Employing a series of digital tools with interactive features, including the ability of migrants to post their own border stories on the project’s website, Who Is Dayani Cristal drives audiences moved by the story to delve deeper into and take action on the issues that drive migrants to brave perilous conditions in order to reach the U.S. The team has already begun having impact with the campaign and tools. We believe you can extend the impact of our tools and that we can further support the movement for humanitarian treatment of migrants and humane policy by offering the tools to you for your own work. Read more…

via @Grassroots_News: Nayely & Sara are free from family detention in Texas!

September 4, 2014

via Bob Libal
10616175_670508516364909_5291718719329528748_nWe are overjoyed to share this breaking news with you. Your calls made a difference! Sara and Nayely Beltran just walked out of the Karnes County family detention center moments ago. They were greeted by their attorney, Kate Lincoln-Goldfinch, and are now on their way to a warm and welcoming community in Austin. Making this news even more joyous is that Nayely has a doctor’s appointment to begin treatment of her brain tumor at Dell Children’s Hospital on Tuesday.

Why was Neyely in detention in the first place?

The Karnes family detention center is where ICE is holding more than 500 women and children from Central America. The reports from inside are not good. Karnes is also run by a private prison company, the GEO Group, which has a long rap sheet of abuse and neglect. GEO makes $160 every day for every woman and child they detain.

Join us!

Grassroots Leadership and Texans United for Families won’t stop until the shameful practice of family detention is ended. Join us at the rally to stop family detention at the Karnes family detention center on October 11. Click here to help make the event a success by donating to Grassroots Leadership, a registered 501(c)(3). All donations are tax-deductible

Sept 2nd – 9th in #Tacoma: Week of Action at the Northwest Detention Center

August 31, 2014

via Maru Mora Villalpando, Latino Advocacy

10608655_761950053865877_2008036743623408744_oEspañol abajo

Come to the Northwest Detention Center

September 2-9
1623 E J Street
Tacoma, WA
Support Veronica Noriega’s week-long fast and sustained presence at the Northwest Detention Center. Veronica is fasting and staying out side the detention center day and night for the week leading up to her partner Ramon Mendoza Pascual’s deportation hearing on Sept. 9.  Veronica is taking this action to support her husband and the efforts of the detainees inside, and call to an end to the unjust deportation system that separates families and breaks apart communities. Let’s join her!
 

Read more…

California’s First County Public Defender Immigration Representation Project

August 20, 2014

via Raha Jorjani:

Raha Jorjani. Photo by ©Kathy Anderson via ABA Journal

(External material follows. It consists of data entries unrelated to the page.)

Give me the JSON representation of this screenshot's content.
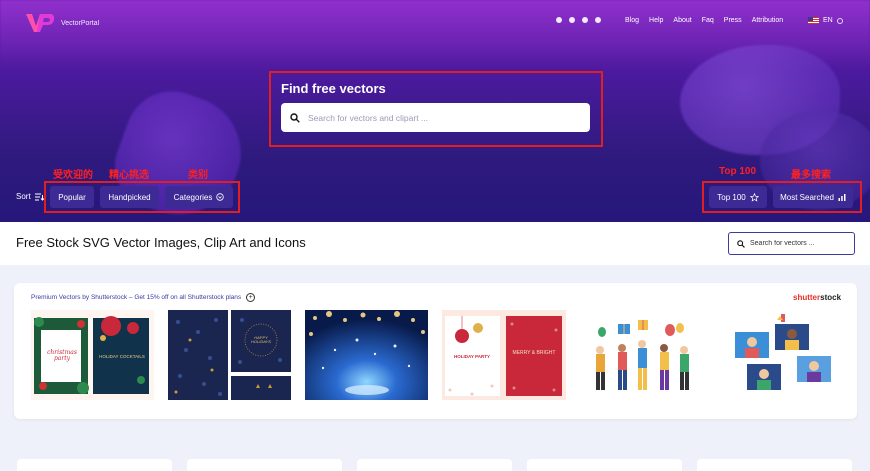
{
  "brand": {
    "name": "VectorPortal"
  },
  "social_icons": [
    "twitter-icon",
    "facebook-icon",
    "pinterest-icon",
    "dribbble-icon"
  ],
  "nav": [
    "Blog",
    "Help",
    "About",
    "Faq",
    "Press",
    "Attribution"
  ],
  "language": {
    "code": "EN"
  },
  "hero": {
    "title": "Find free vectors",
    "search_placeholder": "Search for vectors and clipart ..."
  },
  "annotations": {
    "popular_cn": "受欢迎的",
    "handpicked_cn": "精心挑选",
    "categories_cn": "类别",
    "top100": "Top 100",
    "most_searched_cn": "最多搜索"
  },
  "filters": {
    "sort_label": "Sort",
    "popular": "Popular",
    "handpicked": "Handpicked",
    "categories": "Categories",
    "top100": "Top 100",
    "most_searched": "Most Searched"
  },
  "header": {
    "title": "Free Stock SVG Vector Images, Clip Art and Icons",
    "search_placeholder": "Search for vectors ..."
  },
  "premium": {
    "text": "Premium Vectors by Shutterstock – Get 15% off on all Shutterstock plans",
    "plus": "+",
    "logo_a": "shutter",
    "logo_b": "stock"
  },
  "thumb_texts": {
    "christmas_party": "christmas party",
    "holiday_cocktails": "HOLIDAY COCKTAILS",
    "happy_holidays": "HAPPY HOLIDAYS",
    "holiday_party": "HOLIDAY PARTY",
    "merry_bright": "MERRY & BRIGHT"
  },
  "colors": {
    "accent": "#3b3aa0",
    "annotation": "#e02020",
    "chip": "#3d2a94"
  }
}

Raha Jorjani. Photo by ©Kathy Anderson via ABA Journal

I write to share with you that as of January 2014, I joined the Alameda County Office of the Public Defender in order to create and direct the first county Public Defender immigration representation project on the west coast and in the State of California.

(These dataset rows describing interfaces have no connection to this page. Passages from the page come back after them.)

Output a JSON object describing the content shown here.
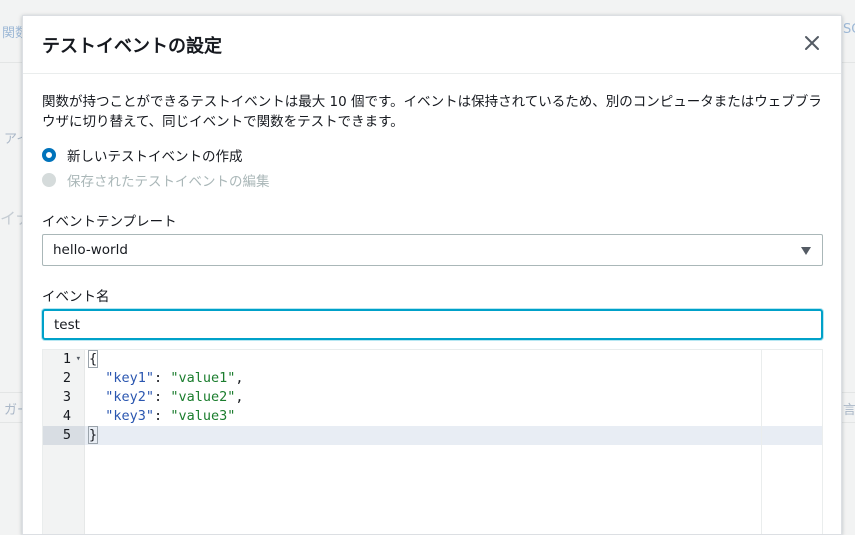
{
  "background": {
    "fragments": [
      "関数",
      "アイ",
      "イナ",
      "ガー",
      "SC",
      "言う"
    ]
  },
  "modal": {
    "title": "テストイベントの設定",
    "close_icon": "close-icon",
    "description": "関数が持つことができるテストイベントは最大 10 個です。イベントは保持されているため、別のコンピュータまたはウェブブラウザに切り替えて、同じイベントで関数をテストできます。",
    "options": [
      {
        "label": "新しいテストイベントの作成",
        "selected": true,
        "disabled": false
      },
      {
        "label": "保存されたテストイベントの編集",
        "selected": false,
        "disabled": true
      }
    ],
    "template": {
      "label": "イベントテンプレート",
      "value": "hello-world",
      "icon": "caret-down-icon"
    },
    "event_name": {
      "label": "イベント名",
      "value": "test"
    },
    "editor": {
      "lines": [
        {
          "num": "1",
          "fold": "▾",
          "braceOpen": "{"
        },
        {
          "num": "2",
          "fold": "",
          "key": "\"key1\"",
          "sep": ": ",
          "value": "\"value1\"",
          "end": ","
        },
        {
          "num": "3",
          "fold": "",
          "key": "\"key2\"",
          "sep": ": ",
          "value": "\"value2\"",
          "end": ","
        },
        {
          "num": "4",
          "fold": "",
          "key": "\"key3\"",
          "sep": ": ",
          "value": "\"value3\"",
          "end": ""
        },
        {
          "num": "5",
          "fold": "",
          "braceClose": "}"
        }
      ],
      "active_line": 5
    }
  },
  "colors": {
    "accent": "#0073bb",
    "focus": "#00a1c9",
    "json_key": "#2a56b0",
    "json_string": "#1b7d2e"
  }
}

As part of this project, I am able to represent a limited number of public defender clients in their subsequent removal proceedings. This means that the public defender will not only make appearances in criminal court, but also in immigration court – with a focus on detained cases

Our first such appearance in San Francisco immigration court turned heads! I am excited that this move signals a shift in the way we view indigent defense in California. Our hope is that with the launch of this groundbreaking model, other county public defender offices will develop similar programs and our understanding is that this has already begun to happen.

It was an extremely difficult decision to leave the Immigration Law Clinic of the UC Davis School of Law. One could not ask for more supportive, brilliant, and inspiring colleagues to work with. I am comforted by the fact that I will continue to be able to collaborate with those colleagues in this new position. Read more…